◆ Data records:
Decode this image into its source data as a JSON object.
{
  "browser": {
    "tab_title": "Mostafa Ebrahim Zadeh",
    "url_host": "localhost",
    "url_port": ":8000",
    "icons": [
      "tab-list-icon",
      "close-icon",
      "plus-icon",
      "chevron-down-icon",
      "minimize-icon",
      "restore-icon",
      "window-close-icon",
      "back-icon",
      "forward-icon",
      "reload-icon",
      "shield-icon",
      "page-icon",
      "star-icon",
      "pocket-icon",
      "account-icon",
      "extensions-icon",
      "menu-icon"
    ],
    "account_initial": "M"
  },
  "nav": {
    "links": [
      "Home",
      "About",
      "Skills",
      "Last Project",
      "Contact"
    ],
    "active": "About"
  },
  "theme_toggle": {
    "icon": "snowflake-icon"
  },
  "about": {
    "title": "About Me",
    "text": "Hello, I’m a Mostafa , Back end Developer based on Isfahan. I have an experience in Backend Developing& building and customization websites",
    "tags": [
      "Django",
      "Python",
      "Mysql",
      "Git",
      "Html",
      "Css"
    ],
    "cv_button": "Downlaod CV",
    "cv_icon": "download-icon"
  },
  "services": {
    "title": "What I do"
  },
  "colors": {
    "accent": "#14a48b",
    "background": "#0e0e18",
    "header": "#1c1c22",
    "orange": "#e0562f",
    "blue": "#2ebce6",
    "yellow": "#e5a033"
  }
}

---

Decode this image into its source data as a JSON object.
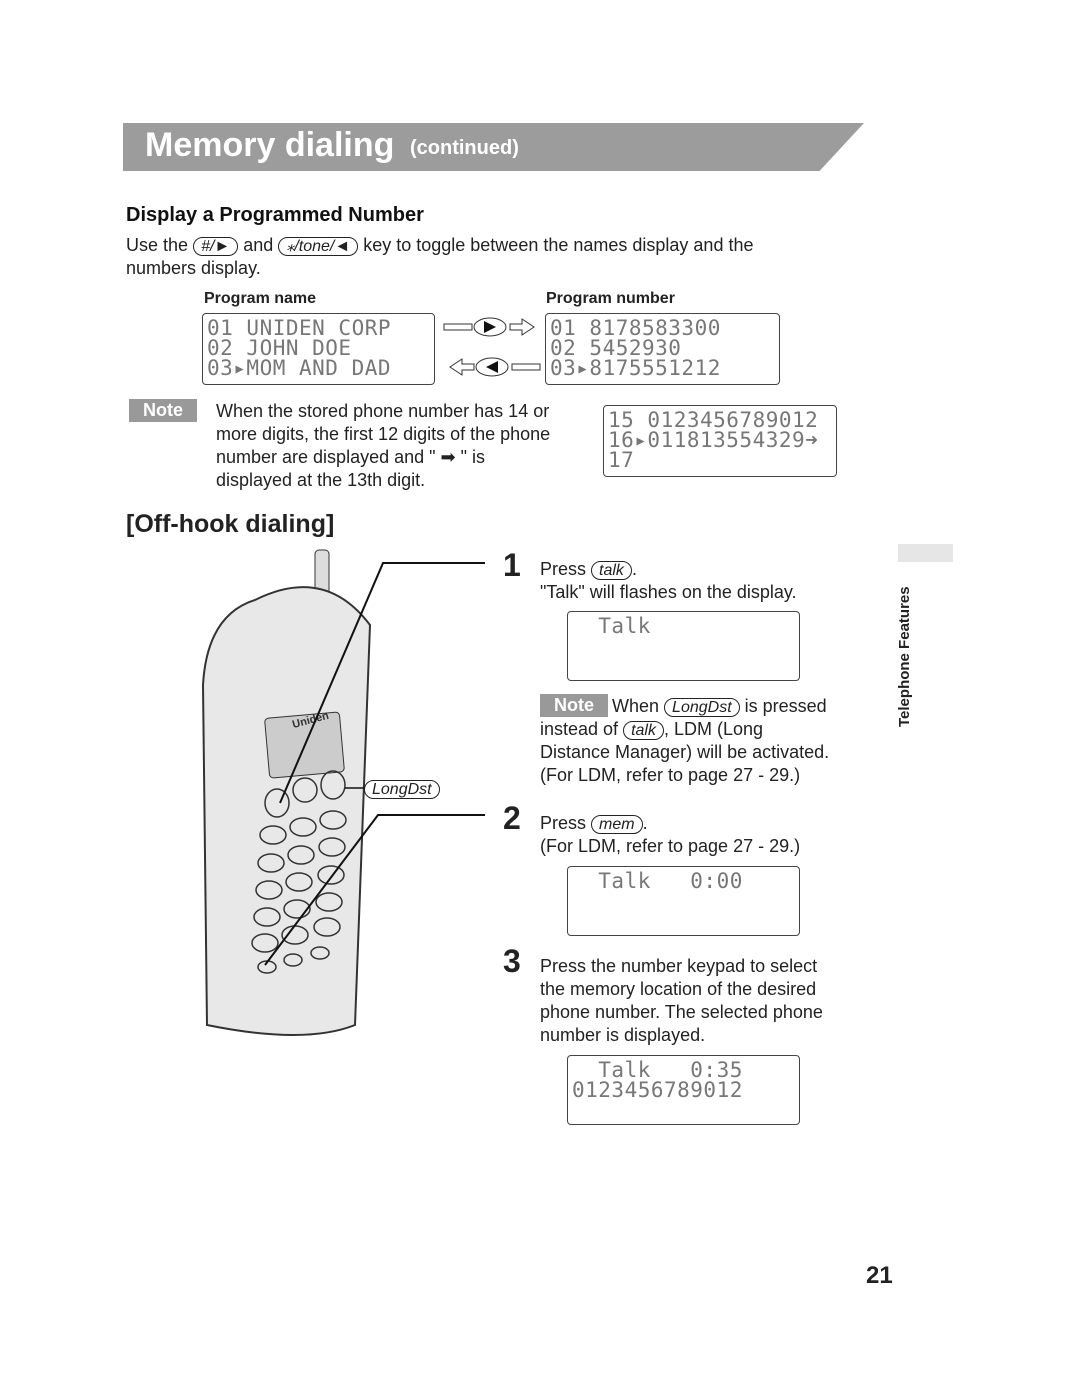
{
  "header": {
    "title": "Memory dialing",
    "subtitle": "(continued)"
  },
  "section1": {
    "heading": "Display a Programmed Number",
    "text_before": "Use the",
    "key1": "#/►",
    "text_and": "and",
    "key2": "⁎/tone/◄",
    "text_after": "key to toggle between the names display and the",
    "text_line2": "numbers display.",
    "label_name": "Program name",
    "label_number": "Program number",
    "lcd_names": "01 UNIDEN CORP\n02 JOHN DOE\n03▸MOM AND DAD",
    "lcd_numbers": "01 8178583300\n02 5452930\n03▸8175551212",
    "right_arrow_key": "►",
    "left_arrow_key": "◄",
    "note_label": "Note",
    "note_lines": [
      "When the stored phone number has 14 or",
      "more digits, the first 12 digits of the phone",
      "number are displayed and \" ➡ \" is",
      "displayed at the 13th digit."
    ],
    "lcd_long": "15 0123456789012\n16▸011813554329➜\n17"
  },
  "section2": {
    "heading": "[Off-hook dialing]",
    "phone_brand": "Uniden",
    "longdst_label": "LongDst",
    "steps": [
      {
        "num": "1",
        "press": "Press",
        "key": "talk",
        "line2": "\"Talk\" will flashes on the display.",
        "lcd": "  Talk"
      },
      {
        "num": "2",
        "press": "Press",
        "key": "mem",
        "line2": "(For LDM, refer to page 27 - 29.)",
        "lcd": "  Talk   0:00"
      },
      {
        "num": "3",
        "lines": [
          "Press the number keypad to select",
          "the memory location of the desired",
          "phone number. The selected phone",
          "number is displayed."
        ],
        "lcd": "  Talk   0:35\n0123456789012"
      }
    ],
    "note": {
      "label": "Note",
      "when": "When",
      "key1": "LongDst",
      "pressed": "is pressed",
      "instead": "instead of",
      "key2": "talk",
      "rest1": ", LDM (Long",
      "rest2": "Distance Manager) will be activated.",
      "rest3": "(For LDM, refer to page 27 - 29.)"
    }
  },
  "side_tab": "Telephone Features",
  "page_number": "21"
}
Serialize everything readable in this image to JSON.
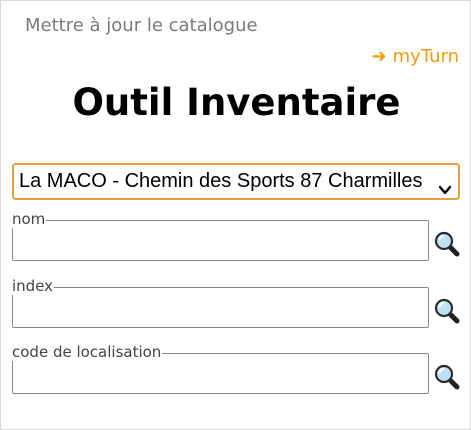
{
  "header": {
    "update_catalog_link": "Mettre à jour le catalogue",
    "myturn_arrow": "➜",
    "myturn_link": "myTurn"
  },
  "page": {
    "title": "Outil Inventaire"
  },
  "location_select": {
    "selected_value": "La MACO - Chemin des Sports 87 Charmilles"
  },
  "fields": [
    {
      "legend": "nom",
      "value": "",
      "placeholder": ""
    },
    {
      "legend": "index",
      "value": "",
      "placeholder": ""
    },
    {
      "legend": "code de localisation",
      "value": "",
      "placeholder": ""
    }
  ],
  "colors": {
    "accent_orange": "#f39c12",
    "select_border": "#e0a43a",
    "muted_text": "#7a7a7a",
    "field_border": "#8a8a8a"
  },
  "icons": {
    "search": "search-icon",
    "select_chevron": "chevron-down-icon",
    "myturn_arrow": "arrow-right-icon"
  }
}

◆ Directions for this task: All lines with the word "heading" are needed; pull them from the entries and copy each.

◆ Exercise result:
    "heading": "Display a Programmed Number",
    "heading": "[Off-hook dialing]",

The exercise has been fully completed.